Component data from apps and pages
↓

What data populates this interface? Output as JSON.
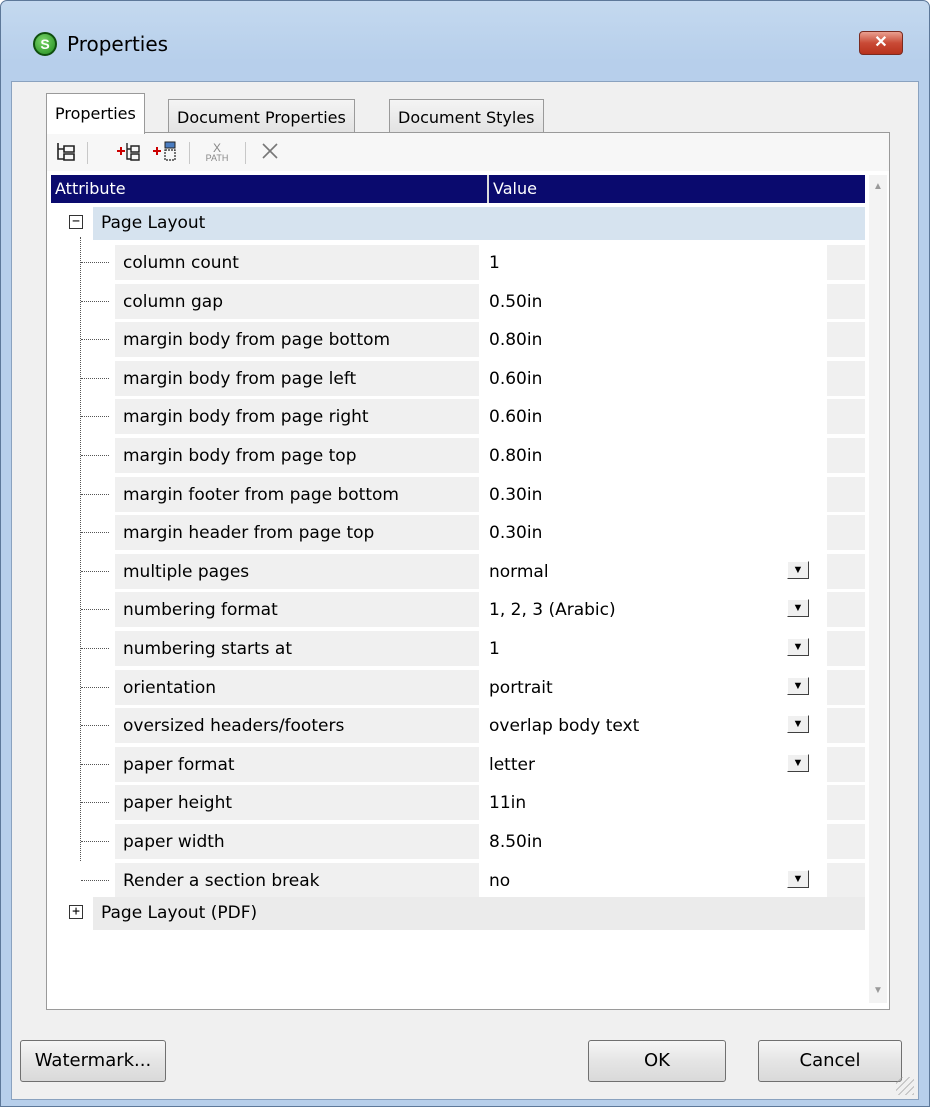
{
  "window": {
    "title": "Properties",
    "close_glyph": "✕"
  },
  "tabs": [
    {
      "label": "Properties",
      "active": true
    },
    {
      "label": "Document Properties",
      "active": false
    },
    {
      "label": "Document Styles",
      "active": false
    }
  ],
  "toolbar": {
    "buttons": [
      {
        "icon": "tree-view-icon"
      },
      {
        "icon": "insert-attribute-icon"
      },
      {
        "icon": "append-attribute-icon"
      },
      {
        "icon": "xpath-icon",
        "label": "PATH"
      },
      {
        "icon": "delete-icon"
      }
    ]
  },
  "grid": {
    "header": {
      "attribute": "Attribute",
      "value": "Value"
    },
    "groups": [
      {
        "label": "Page Layout",
        "expanded": true,
        "expander_glyph": "−",
        "rows": [
          {
            "attribute": "column count",
            "value": "1",
            "dropdown": false
          },
          {
            "attribute": "column gap",
            "value": "0.50in",
            "dropdown": false
          },
          {
            "attribute": "margin body from page bottom",
            "value": "0.80in",
            "dropdown": false
          },
          {
            "attribute": "margin body from page left",
            "value": "0.60in",
            "dropdown": false
          },
          {
            "attribute": "margin body from page right",
            "value": "0.60in",
            "dropdown": false
          },
          {
            "attribute": "margin body from page top",
            "value": "0.80in",
            "dropdown": false
          },
          {
            "attribute": "margin footer from page bottom",
            "value": "0.30in",
            "dropdown": false
          },
          {
            "attribute": "margin header from page top",
            "value": "0.30in",
            "dropdown": false
          },
          {
            "attribute": "multiple pages",
            "value": "normal",
            "dropdown": true
          },
          {
            "attribute": "numbering format",
            "value": "1, 2, 3 (Arabic)",
            "dropdown": true
          },
          {
            "attribute": "numbering starts at",
            "value": "1",
            "dropdown": true
          },
          {
            "attribute": "orientation",
            "value": "portrait",
            "dropdown": true
          },
          {
            "attribute": "oversized headers/footers",
            "value": "overlap body text",
            "dropdown": true
          },
          {
            "attribute": "paper format",
            "value": "letter",
            "dropdown": true
          },
          {
            "attribute": "paper height",
            "value": "11in",
            "dropdown": false
          },
          {
            "attribute": "paper width",
            "value": "8.50in",
            "dropdown": false
          },
          {
            "attribute": "Render a section break",
            "value": "no",
            "dropdown": true
          }
        ]
      },
      {
        "label": "Page Layout (PDF)",
        "expanded": false,
        "expander_glyph": "+",
        "rows": []
      }
    ]
  },
  "footer": {
    "watermark_label": "Watermark...",
    "ok_label": "OK",
    "cancel_label": "Cancel"
  }
}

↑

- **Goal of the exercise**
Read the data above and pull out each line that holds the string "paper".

- **Reply**
            "attribute": "paper format",
            "attribute": "paper height",
            "attribute": "paper width",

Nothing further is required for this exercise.